Start of Provided records

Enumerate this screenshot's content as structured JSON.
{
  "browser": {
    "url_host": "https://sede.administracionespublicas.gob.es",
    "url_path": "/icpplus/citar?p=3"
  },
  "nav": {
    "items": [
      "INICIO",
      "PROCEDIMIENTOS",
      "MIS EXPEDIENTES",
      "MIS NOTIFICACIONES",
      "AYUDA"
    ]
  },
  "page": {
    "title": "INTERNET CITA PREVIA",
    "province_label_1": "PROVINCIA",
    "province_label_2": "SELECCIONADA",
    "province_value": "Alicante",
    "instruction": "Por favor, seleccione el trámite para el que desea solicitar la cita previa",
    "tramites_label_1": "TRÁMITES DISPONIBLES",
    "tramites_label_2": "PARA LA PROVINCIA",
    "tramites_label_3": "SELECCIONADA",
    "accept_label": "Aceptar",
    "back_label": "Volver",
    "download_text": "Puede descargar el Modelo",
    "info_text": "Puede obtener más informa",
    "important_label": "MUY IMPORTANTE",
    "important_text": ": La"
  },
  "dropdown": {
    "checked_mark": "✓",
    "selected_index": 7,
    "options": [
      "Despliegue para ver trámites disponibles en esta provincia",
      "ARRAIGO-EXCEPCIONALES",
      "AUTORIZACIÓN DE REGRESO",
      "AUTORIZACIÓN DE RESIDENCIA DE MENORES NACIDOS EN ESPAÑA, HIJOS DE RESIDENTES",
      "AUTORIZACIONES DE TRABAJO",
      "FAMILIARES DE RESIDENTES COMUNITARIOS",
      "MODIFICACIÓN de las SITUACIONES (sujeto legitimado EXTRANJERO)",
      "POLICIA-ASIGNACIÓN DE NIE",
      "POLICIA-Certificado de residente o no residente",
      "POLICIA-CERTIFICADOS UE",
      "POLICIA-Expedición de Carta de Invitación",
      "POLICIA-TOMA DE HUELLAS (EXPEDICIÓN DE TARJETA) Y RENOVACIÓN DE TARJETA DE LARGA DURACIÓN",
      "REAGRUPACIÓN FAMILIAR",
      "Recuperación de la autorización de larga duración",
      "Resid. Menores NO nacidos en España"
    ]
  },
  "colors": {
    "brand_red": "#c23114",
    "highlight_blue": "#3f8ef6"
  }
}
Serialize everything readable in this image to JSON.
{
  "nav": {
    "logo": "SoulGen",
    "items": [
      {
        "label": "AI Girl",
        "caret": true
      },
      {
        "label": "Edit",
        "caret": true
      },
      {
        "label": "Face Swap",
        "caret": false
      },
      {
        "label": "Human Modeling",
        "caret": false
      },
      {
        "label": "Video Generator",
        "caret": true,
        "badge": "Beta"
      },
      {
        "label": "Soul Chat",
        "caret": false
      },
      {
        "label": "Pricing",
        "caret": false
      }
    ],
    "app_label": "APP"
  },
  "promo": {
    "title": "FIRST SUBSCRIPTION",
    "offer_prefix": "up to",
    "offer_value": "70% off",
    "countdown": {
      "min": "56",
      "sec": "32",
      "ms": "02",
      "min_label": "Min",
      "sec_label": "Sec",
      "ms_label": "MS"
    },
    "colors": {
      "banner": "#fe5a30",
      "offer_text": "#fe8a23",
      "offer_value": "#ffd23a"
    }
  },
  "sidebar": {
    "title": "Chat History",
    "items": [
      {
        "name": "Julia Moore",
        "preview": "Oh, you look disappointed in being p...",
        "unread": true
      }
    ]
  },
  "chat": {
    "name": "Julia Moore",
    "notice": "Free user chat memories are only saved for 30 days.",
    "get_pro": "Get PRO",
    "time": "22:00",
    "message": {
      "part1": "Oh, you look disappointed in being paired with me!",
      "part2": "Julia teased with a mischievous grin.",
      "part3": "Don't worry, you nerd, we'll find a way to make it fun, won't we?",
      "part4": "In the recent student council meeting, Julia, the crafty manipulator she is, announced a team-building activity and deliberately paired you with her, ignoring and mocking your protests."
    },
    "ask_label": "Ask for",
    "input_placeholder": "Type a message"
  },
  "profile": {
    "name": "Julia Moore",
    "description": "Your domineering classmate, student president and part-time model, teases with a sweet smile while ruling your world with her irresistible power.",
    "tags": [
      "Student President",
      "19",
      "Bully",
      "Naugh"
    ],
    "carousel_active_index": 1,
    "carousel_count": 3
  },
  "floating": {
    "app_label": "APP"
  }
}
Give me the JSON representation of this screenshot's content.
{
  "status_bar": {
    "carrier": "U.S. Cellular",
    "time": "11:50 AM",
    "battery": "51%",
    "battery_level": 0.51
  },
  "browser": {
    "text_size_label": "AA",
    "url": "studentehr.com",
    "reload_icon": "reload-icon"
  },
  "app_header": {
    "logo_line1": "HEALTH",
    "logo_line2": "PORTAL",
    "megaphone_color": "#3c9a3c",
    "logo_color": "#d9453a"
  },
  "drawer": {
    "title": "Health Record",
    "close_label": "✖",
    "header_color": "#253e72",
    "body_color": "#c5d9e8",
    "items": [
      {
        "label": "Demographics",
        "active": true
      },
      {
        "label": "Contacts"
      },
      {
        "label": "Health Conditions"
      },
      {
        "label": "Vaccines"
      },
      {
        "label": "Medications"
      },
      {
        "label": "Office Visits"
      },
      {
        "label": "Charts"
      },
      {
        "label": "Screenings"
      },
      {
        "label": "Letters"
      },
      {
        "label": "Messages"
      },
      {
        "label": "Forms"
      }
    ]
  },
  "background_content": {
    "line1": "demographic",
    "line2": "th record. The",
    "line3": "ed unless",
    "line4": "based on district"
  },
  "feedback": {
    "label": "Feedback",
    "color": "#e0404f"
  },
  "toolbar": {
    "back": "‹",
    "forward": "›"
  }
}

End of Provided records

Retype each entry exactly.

- **Output**
Enumerate this screenshot's content as structured JSON.
{
  "browser": {
    "url_host": "https://sede.administracionespublicas.gob.es",
    "url_path": "/icpplus/citar?p=3"
  },
  "nav": {
    "items": [
      "INICIO",
      "PROCEDIMIENTOS",
      "MIS EXPEDIENTES",
      "MIS NOTIFICACIONES",
      "AYUDA"
    ]
  },
  "page": {
    "title": "INTERNET CITA PREVIA",
    "province_label_1": "PROVINCIA",
    "province_label_2": "SELECCIONADA",
    "province_value": "Alicante",
    "instruction": "Por favor, seleccione el trámite para el que desea solicitar la cita previa",
    "tramites_label_1": "TRÁMITES DISPONIBLES",
    "tramites_label_2": "PARA LA PROVINCIA",
    "tramites_label_3": "SELECCIONADA",
    "accept_label": "Aceptar",
    "back_label": "Volver",
    "download_text": "Puede descargar el Modelo",
    "info_text": "Puede obtener más informa",
    "important_label": "MUY IMPORTANTE",
    "important_text": ": La"
  },
  "dropdown": {
    "checked_mark": "✓",
    "selected_index": 7,
    "options": [
      "Despliegue para ver trámites disponibles en esta provincia",
      "ARRAIGO-EXCEPCIONALES",
      "AUTORIZACIÓN DE REGRESO",
      "AUTORIZACIÓN DE RESIDENCIA DE MENORES NACIDOS EN ESPAÑA, HIJOS DE RESIDENTES",
      "AUTORIZACIONES DE TRABAJO",
      "FAMILIARES DE RESIDENTES COMUNITARIOS",
      "MODIFICACIÓN de las SITUACIONES (sujeto legitimado EXTRANJERO)",
      "POLICIA-ASIGNACIÓN DE NIE",
      "POLICIA-Certificado de residente o no residente",
      "POLICIA-CERTIFICADOS UE",
      "POLICIA-Expedición de Carta de Invitación",
      "POLICIA-TOMA DE HUELLAS (EXPEDICIÓN DE TARJETA) Y RENOVACIÓN DE TARJETA DE LARGA DURACIÓN",
      "REAGRUPACIÓN FAMILIAR",
      "Recuperación de la autorización de larga duración",
      "Resid. Menores NO nacidos en España"
    ]
  },
  "colors": {
    "brand_red": "#c23114",
    "highlight_blue": "#3f8ef6"
  }
}
Serialize everything readable in this image to JSON.
{
  "nav": {
    "logo": "SoulGen",
    "items": [
      {
        "label": "AI Girl",
        "caret": true
      },
      {
        "label": "Edit",
        "caret": true
      },
      {
        "label": "Face Swap",
        "caret": false
      },
      {
        "label": "Human Modeling",
        "caret": false
      },
      {
        "label": "Video Generator",
        "caret": true,
        "badge": "Beta"
      },
      {
        "label": "Soul Chat",
        "caret": false
      },
      {
        "label": "Pricing",
        "caret": false
      }
    ],
    "app_label": "APP"
  },
  "promo": {
    "title": "FIRST SUBSCRIPTION",
    "offer_prefix": "up to",
    "offer_value": "70% off",
    "countdown": {
      "min": "56",
      "sec": "32",
      "ms": "02",
      "min_label": "Min",
      "sec_label": "Sec",
      "ms_label": "MS"
    },
    "colors": {
      "banner": "#fe5a30",
      "offer_text": "#fe8a23",
      "offer_value": "#ffd23a"
    }
  },
  "sidebar": {
    "title": "Chat History",
    "items": [
      {
        "name": "Julia Moore",
        "preview": "Oh, you look disappointed in being p...",
        "unread": true
      }
    ]
  },
  "chat": {
    "name": "Julia Moore",
    "notice": "Free user chat memories are only saved for 30 days.",
    "get_pro": "Get PRO",
    "time": "22:00",
    "message": {
      "part1": "Oh, you look disappointed in being paired with me!",
      "part2": "Julia teased with a mischievous grin.",
      "part3": "Don't worry, you nerd, we'll find a way to make it fun, won't we?",
      "part4": "In the recent student council meeting, Julia, the crafty manipulator she is, announced a team-building activity and deliberately paired you with her, ignoring and mocking your protests."
    },
    "ask_label": "Ask for",
    "input_placeholder": "Type a message"
  },
  "profile": {
    "name": "Julia Moore",
    "description": "Your domineering classmate, student president and part-time model, teases with a sweet smile while ruling your world with her irresistible power.",
    "tags": [
      "Student President",
      "19",
      "Bully",
      "Naugh"
    ],
    "carousel_active_index": 1,
    "carousel_count": 3
  },
  "floating": {
    "app_label": "APP"
  }
}
Give me the JSON representation of this screenshot's content.
{
  "status_bar": {
    "carrier": "U.S. Cellular",
    "time": "11:50 AM",
    "battery": "51%",
    "battery_level": 0.51
  },
  "browser": {
    "text_size_label": "AA",
    "url": "studentehr.com",
    "reload_icon": "reload-icon"
  },
  "app_header": {
    "logo_line1": "HEALTH",
    "logo_line2": "PORTAL",
    "megaphone_color": "#3c9a3c",
    "logo_color": "#d9453a"
  },
  "drawer": {
    "title": "Health Record",
    "close_label": "✖",
    "header_color": "#253e72",
    "body_color": "#c5d9e8",
    "items": [
      {
        "label": "Demographics",
        "active": true
      },
      {
        "label": "Contacts"
      },
      {
        "label": "Health Conditions"
      },
      {
        "label": "Vaccines"
      },
      {
        "label": "Medications"
      },
      {
        "label": "Office Visits"
      },
      {
        "label": "Charts"
      },
      {
        "label": "Screenings"
      },
      {
        "label": "Letters"
      },
      {
        "label": "Messages"
      },
      {
        "label": "Forms"
      }
    ]
  },
  "background_content": {
    "line1": "demographic",
    "line2": "th record. The",
    "line3": "ed unless",
    "line4": "based on district"
  },
  "feedback": {
    "label": "Feedback",
    "color": "#e0404f"
  },
  "toolbar": {
    "back": "‹",
    "forward": "›"
  }
}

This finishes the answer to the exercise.